10) Use an LS-Engine Harmonic Balancer install tool. Its $47 from Summit and the low cost will save you $1000's of dollars if you wreck the threads using the balancer bolt as an install tool. There are horror stories of people stripping the threads of the crank snout using the stock or aftermarket bolts as the installing tool <---- DO NOT DO THIS!  You can make this on the cheap, but you get what you pay for most times. I have the installer tool available for use, but you break it, jack up the bearing, or jimmy the threads - YOU BUY IT.  


---- I purchased an ATI and the hub is a little longer than the stock, so it will hang off the end of the snout about 1/8" more than stock once its fully seated. Don't panic. Make as careful as you can sure the pulleys all line up. 

---- ARP crank bolt is your friend. It uses a 1-1/16".


11) When torquing the balancer bolt - you SHALL use the ARP lubricant, its $2.99 from Summit and is cheap insurance to assure the torque you apply is about darn near right, provided your torque wrench is correct. 235lb-ft for ARP.  Stock GM bolt is a torque to yield bolt requiring - 37lb-ft then rotate 140 degrees. Most don't have a nice SNAP-ON angle toque wrench, but an alternative is a degree wheel. 


12) Installing the passenger side steering rack bushing, which was a PITA to remove, is a PITA to re-install. Cleaning up the aluminum brackets on the K-Member and applying liberal amounts of a water-based lubricant (use your imagination) to the bushing and all aluminum components assisted greatly in sliding it right in.... These bolts are 74lb-ft. Don't forget to raise the K-Member and tighten these bolts to 81lb-ft. 


13) Tightening the steel hoses to the rack is just reverse of what you pulled off, they only go on one way. There are little rubber O-Rings on the ends of the lines, make sure they are in good condition and re-lube them with new PS fluid prior to inserting. The steering shaft bolt torque is 25lbs-ft - add blue Locktite. GM recommends new. 


14) If you are installing a new PS pump, I installed and torqued the pump to the bracket (18lbs-ft) with the two captured bolts already in proper placement before installing the bracket to the cylinder head. The PS curved bracket bolts are different lengths. The captured bolts are different types - one with a hog nose and one normal and they go in specific holes on the cylinder head. See tip #3. Then I tightened the high-pressure hose to the pump and then installed the bracket <---- This is a PITA too. Be patient. The bolts are 37lbs-ft. Crows-feet are your friend,  but make sure you use the equation to account for the torque multiplication value when using crows-feet (Google it). 


15) Before you install the serpentine belt for the accessory drive, don't forget about the one which powers your A/C clutch. Check the belts for wear & tear. Replace as necessary. I use Gates. Seem to be good quality. 

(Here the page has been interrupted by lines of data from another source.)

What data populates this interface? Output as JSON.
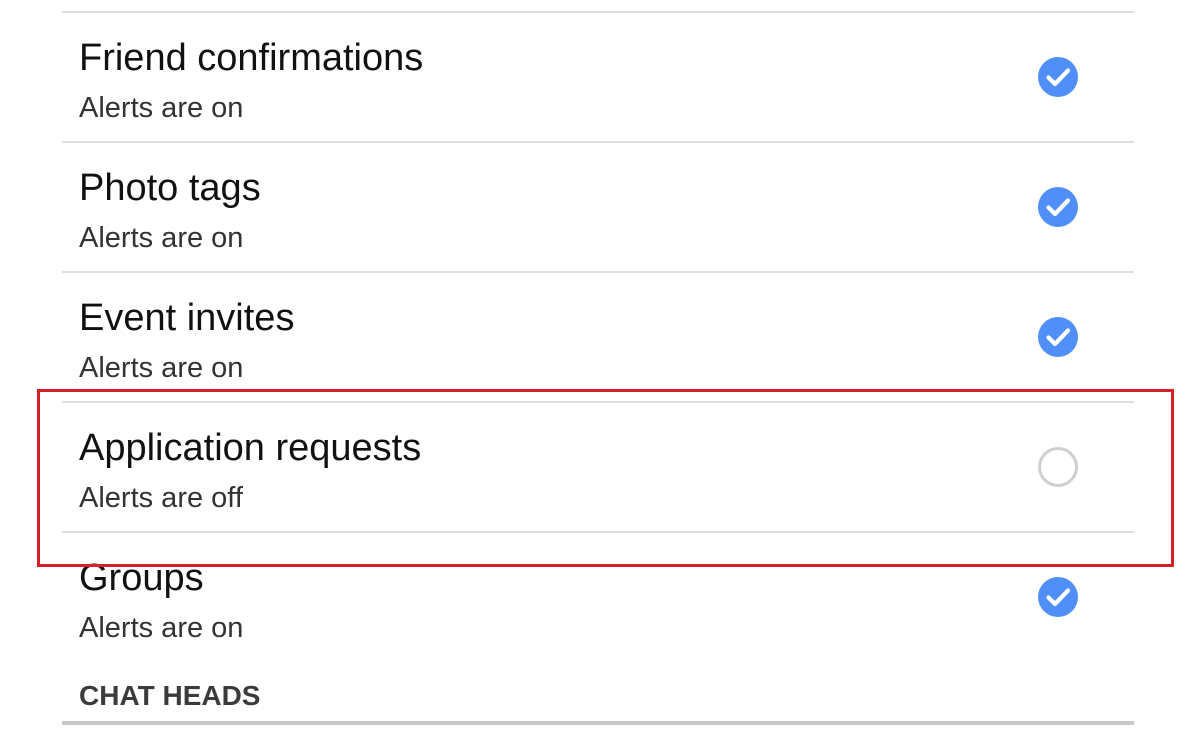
{
  "settings_list": {
    "items": [
      {
        "title": "Friend confirmations",
        "status": "Alerts are on",
        "checked": true
      },
      {
        "title": "Photo tags",
        "status": "Alerts are on",
        "checked": true
      },
      {
        "title": "Event invites",
        "status": "Alerts are on",
        "checked": true
      },
      {
        "title": "Application requests",
        "status": "Alerts are off",
        "checked": false
      },
      {
        "title": "Groups",
        "status": "Alerts are on",
        "checked": true
      }
    ]
  },
  "section_header": "CHAT HEADS",
  "colors": {
    "check_on": "#4f8ff7",
    "check_off_border": "#cfcfcf",
    "highlight": "#d61f26",
    "divider": "#dedede"
  },
  "icons": {
    "checked": "checked-circle-icon",
    "unchecked": "unchecked-circle-icon"
  }
}
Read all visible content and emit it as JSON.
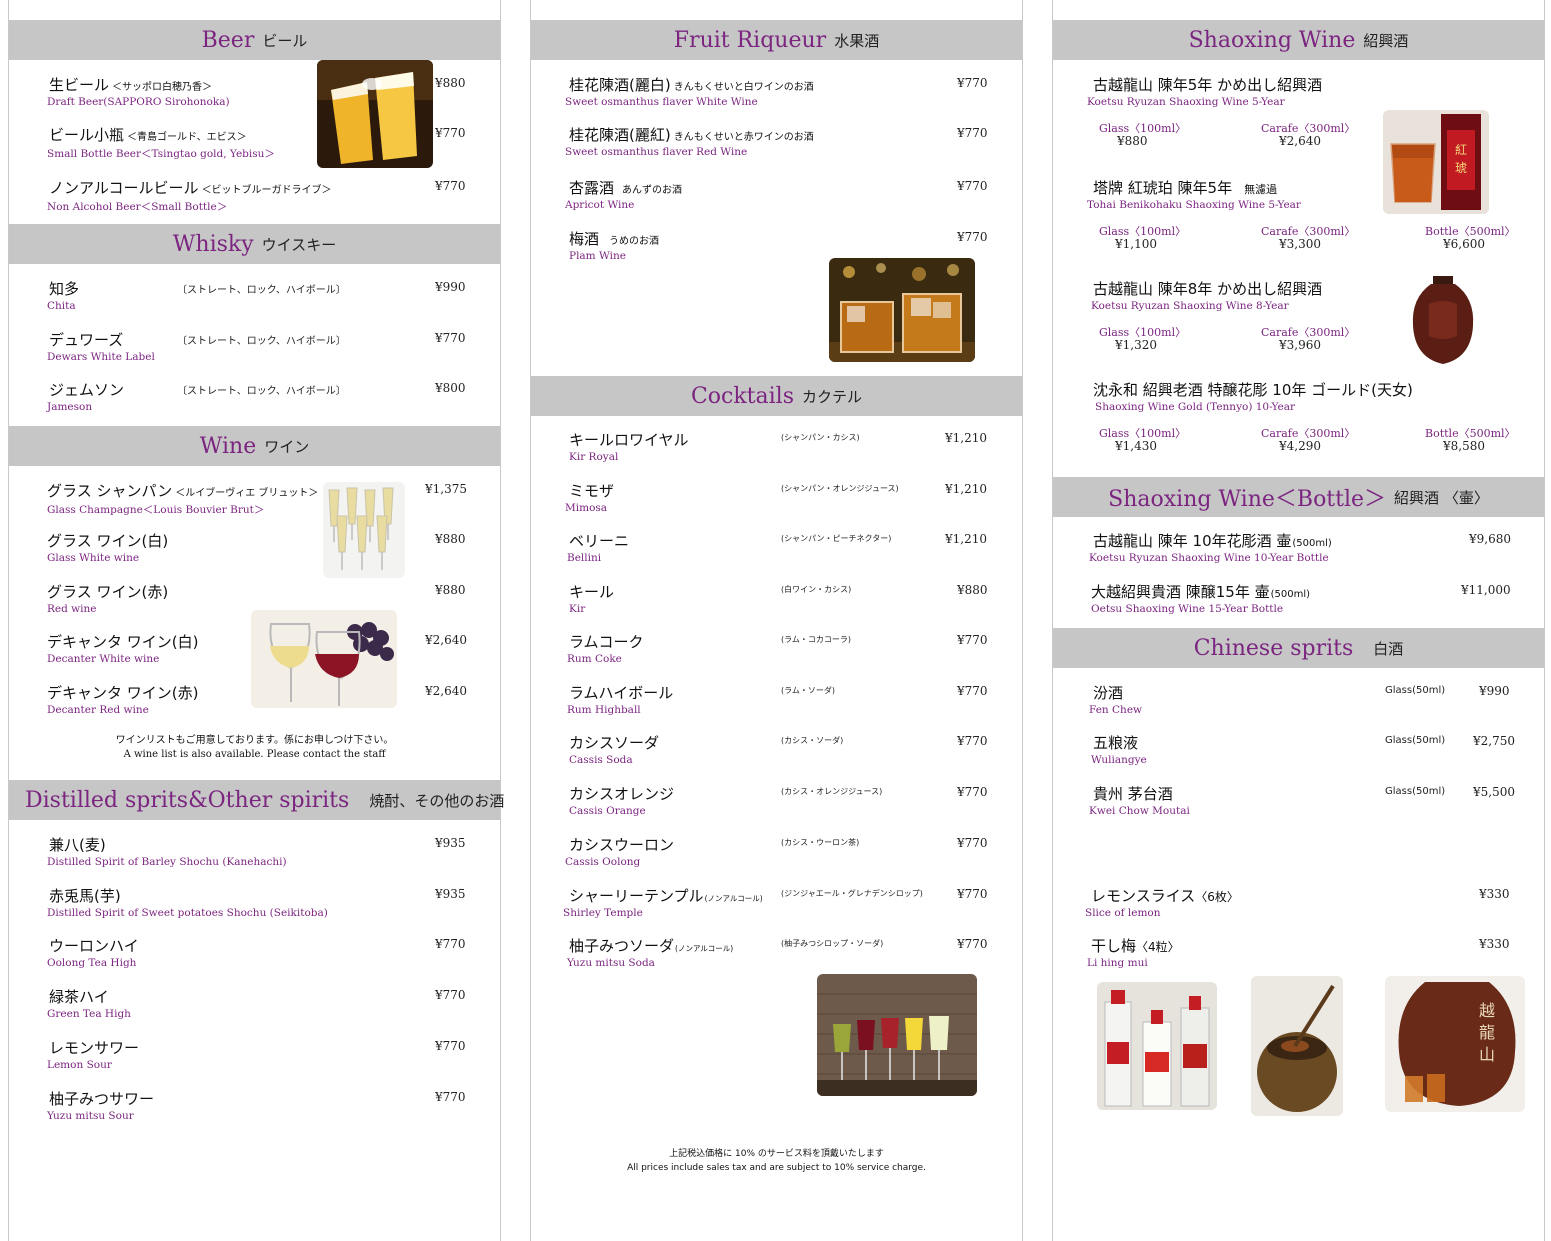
{
  "col1": {
    "beer": {
      "title_en": "Beer",
      "title_jp": "ビール",
      "items": [
        {
          "name": "生ビール",
          "detail": "＜サッポロ白穂乃香＞",
          "sub": "Draft Beer(SAPPORO Sirohonoka)",
          "price": "¥880"
        },
        {
          "name": "ビール小瓶",
          "detail": "＜青島ゴールド、エビス＞",
          "sub": "Small Bottle Beer＜Tsingtao gold, Yebisu＞",
          "price": "¥770"
        },
        {
          "name": "ノンアルコールビール",
          "detail": "＜ビットブルーガドライブ＞",
          "sub": "Non Alcohol Beer＜Small Bottle＞",
          "price": "¥770"
        }
      ]
    },
    "whisky": {
      "title_en": "Whisky",
      "title_jp": "ウイスキー",
      "items": [
        {
          "name": "知多",
          "desc": "〔ストレート、ロック、ハイボール〕",
          "sub": "Chita",
          "price": "¥990"
        },
        {
          "name": "デュワーズ",
          "desc": "〔ストレート、ロック、ハイボール〕",
          "sub": "Dewars White Label",
          "price": "¥770"
        },
        {
          "name": "ジェムソン",
          "desc": "〔ストレート、ロック、ハイボール〕",
          "sub": "Jameson",
          "price": "¥800"
        }
      ]
    },
    "wine": {
      "title_en": "Wine",
      "title_jp": "ワイン",
      "items": [
        {
          "name": "グラス シャンパン",
          "detail": "＜ルイブーヴィエ ブリュット＞",
          "sub": "Glass Champagne＜Louis Bouvier Brut＞",
          "price": "¥1,375"
        },
        {
          "name": "グラス ワイン(白)",
          "sub": "Glass White wine",
          "price": "¥880"
        },
        {
          "name": "グラス ワイン(赤)",
          "sub": "Red wine",
          "price": "¥880"
        },
        {
          "name": "デキャンタ ワイン(白)",
          "sub": "Decanter White wine",
          "price": "¥2,640"
        },
        {
          "name": "デキャンタ ワイン(赤)",
          "sub": "Decanter Red wine",
          "price": "¥2,640"
        }
      ],
      "note_jp": "ワインリストもご用意しております。係にお申しつけ下さい。",
      "note_en": "A wine list is also available. Please contact the staff"
    },
    "distilled": {
      "title_en": "Distilled sprits&Other spirits",
      "title_jp": "焼酎、その他のお酒",
      "items": [
        {
          "name": "兼八(麦)",
          "sub": "Distilled Spirit of Barley Shochu (Kanehachi)",
          "price": "¥935"
        },
        {
          "name": "赤兎馬(芋)",
          "sub": "Distilled Spirit of Sweet potatoes Shochu (Seikitoba)",
          "price": "¥935"
        },
        {
          "name": "ウーロンハイ",
          "sub": "Oolong Tea High",
          "price": "¥770"
        },
        {
          "name": "緑茶ハイ",
          "sub": "Green Tea High",
          "price": "¥770"
        },
        {
          "name": "レモンサワー",
          "sub": "Lemon Sour",
          "price": "¥770"
        },
        {
          "name": "柚子みつサワー",
          "sub": "Yuzu mitsu Sour",
          "price": "¥770"
        }
      ]
    }
  },
  "col2": {
    "fruit": {
      "title_en": "Fruit Riqueur",
      "title_jp": "水果酒",
      "items": [
        {
          "name": "桂花陳酒(麗白)",
          "detail": "きんもくせいと白ワインのお酒",
          "sub": "Sweet osmanthus flaver White Wine",
          "price": "¥770"
        },
        {
          "name": "桂花陳酒(麗紅)",
          "detail": "きんもくせいと赤ワインのお酒",
          "sub": "Sweet osmanthus flaver Red Wine",
          "price": "¥770"
        },
        {
          "name": "杏露酒",
          "detail": "あんずのお酒",
          "sub": "Apricot Wine",
          "price": "¥770"
        },
        {
          "name": "梅酒",
          "detail": "うめのお酒",
          "sub": "Plam Wine",
          "price": "¥770"
        }
      ]
    },
    "cocktails": {
      "title_en": "Cocktails",
      "title_jp": "カクテル",
      "items": [
        {
          "name": "キールロワイヤル",
          "desc": "(シャンパン・カシス)",
          "sub": "Kir Royal",
          "price": "¥1,210"
        },
        {
          "name": "ミモザ",
          "desc": "(シャンパン・オレンジジュース)",
          "sub": "Mimosa",
          "price": "¥1,210"
        },
        {
          "name": "ベリーニ",
          "desc": "(シャンパン・ピーチネクター)",
          "sub": "Bellini",
          "price": "¥1,210"
        },
        {
          "name": "キール",
          "desc": "(白ワイン・カシス)",
          "sub": "Kir",
          "price": "¥880"
        },
        {
          "name": "ラムコーク",
          "desc": "(ラム・コカコーラ)",
          "sub": "Rum Coke",
          "price": "¥770"
        },
        {
          "name": "ラムハイボール",
          "desc": "(ラム・ソーダ)",
          "sub": "Rum Highball",
          "price": "¥770"
        },
        {
          "name": "カシスソーダ",
          "desc": "(カシス・ソーダ)",
          "sub": "Cassis Soda",
          "price": "¥770"
        },
        {
          "name": "カシスオレンジ",
          "desc": "(カシス・オレンジジュース)",
          "sub": "Cassis Orange",
          "price": "¥770"
        },
        {
          "name": "カシスウーロン",
          "desc": "(カシス・ウーロン茶)",
          "sub": "Cassis Oolong",
          "price": "¥770"
        },
        {
          "name": "シャーリーテンプル",
          "detail": "(ノンアルコール)",
          "desc": "(ジンジャエール・グレナデンシロップ)",
          "sub": "Shirley Temple",
          "price": "¥770"
        },
        {
          "name": "柚子みつソーダ",
          "detail": "(ノンアルコール)",
          "desc": "(柚子みつシロップ・ソーダ)",
          "sub": "Yuzu mitsu Soda",
          "price": "¥770"
        }
      ]
    },
    "footer_jp": "上記税込価格に 10% のサービス料を頂戴いたします",
    "footer_en": "All prices include sales tax and are subject to 10% service charge."
  },
  "col3": {
    "shaoxing": {
      "title_en": "Shaoxing Wine",
      "title_jp": "紹興酒",
      "items": [
        {
          "name": "古越龍山 陳年5年 かめ出し紹興酒",
          "sub": "Koetsu Ryuzan Shaoxing Wine  5-Year",
          "sizes": [
            {
              "label": "Glass〈100ml〉",
              "price": "¥880"
            },
            {
              "label": "Carafe〈300ml〉",
              "price": "¥2,640"
            }
          ]
        },
        {
          "name": "塔牌 紅琥珀 陳年5年",
          "detail": "無濾過",
          "sub": "Tohai Benikohaku Shaoxing Wine 5-Year",
          "sizes": [
            {
              "label": "Glass〈100ml〉",
              "price": "¥1,100"
            },
            {
              "label": "Carafe〈300ml〉",
              "price": "¥3,300"
            },
            {
              "label": "Bottle〈500ml〉",
              "price": "¥6,600"
            }
          ]
        },
        {
          "name": "古越龍山 陳年8年 かめ出し紹興酒",
          "sub": "Koetsu Ryuzan Shaoxing Wine  8-Year",
          "sizes": [
            {
              "label": "Glass〈100ml〉",
              "price": "¥1,320"
            },
            {
              "label": "Carafe〈300ml〉",
              "price": "¥3,960"
            }
          ]
        },
        {
          "name": "沈永和 紹興老酒 特醸花彫 10年 ゴールド(天女)",
          "sub": "Shaoxing Wine Gold (Tennyo) 10-Year",
          "sizes": [
            {
              "label": "Glass〈100ml〉",
              "price": "¥1,430"
            },
            {
              "label": "Carafe〈300ml〉",
              "price": "¥4,290"
            },
            {
              "label": "Bottle〈500ml〉",
              "price": "¥8,580"
            }
          ]
        }
      ]
    },
    "bottle": {
      "title_en": "Shaoxing Wine＜Bottle＞",
      "title_jp": "紹興酒 〈壷〉",
      "items": [
        {
          "name": "古越龍山 陳年 10年花彫酒 壷",
          "detail": "(500ml)",
          "sub": "Koetsu Ryuzan Shaoxing Wine  10-Year Bottle",
          "price": "¥9,680"
        },
        {
          "name": "大越紹興貴酒 陳醸15年 壷",
          "detail": "(500ml)",
          "sub": "Oetsu Shaoxing Wine  15-Year Bottle",
          "price": "¥11,000"
        }
      ]
    },
    "chinese": {
      "title_en": "Chinese sprits",
      "title_jp": "白酒",
      "items": [
        {
          "name": "汾酒",
          "glass": "Glass(50ml)",
          "sub": "Fen Chew",
          "price": "¥990"
        },
        {
          "name": "五粮液",
          "glass": "Glass(50ml)",
          "sub": "Wuliangye",
          "price": "¥2,750"
        },
        {
          "name": "貴州 茅台酒",
          "glass": "Glass(50ml)",
          "sub": "Kwei Chow Moutai",
          "price": "¥5,500"
        }
      ],
      "extras": [
        {
          "name": "レモンスライス",
          "detail": "〈6枚〉",
          "sub": "Slice of lemon",
          "price": "¥330"
        },
        {
          "name": "干し梅",
          "detail": "〈4粒〉",
          "sub": "Li hing mui",
          "price": "¥330"
        }
      ]
    }
  }
}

16) Turn-One website has a good PS pump & rack air bleeding process as well as some other information. 


17) Most likely you'll need an alignment. 


I have a separate thread on how to replace the hubs (its for the rear, but there are less steps when doing the front). 

The alternator replacement is straight forward, but always disconnect the batter when unplugging or plugging in connections. 

Brake rotors & pads are much like a C6 to which there is post on this forum about that too. 

  • Like 1
Link to comment
Share on other sites

Saving this great write up to my notes so when my HB finally gives up the ghost I know where to turn. Thanks again  for the great write up and photos, even with all this info I'm sure I can screw something up.....:yesnod

Link to comment
Share on other sites

Create an account or sign in to comment

You need to be a member in order to leave a comment

Create an account

Sign up for a new account in our community. It's easy!

Register a new account

Sign in

Already have an account? Sign in here.

Sign In Now

  • Create New...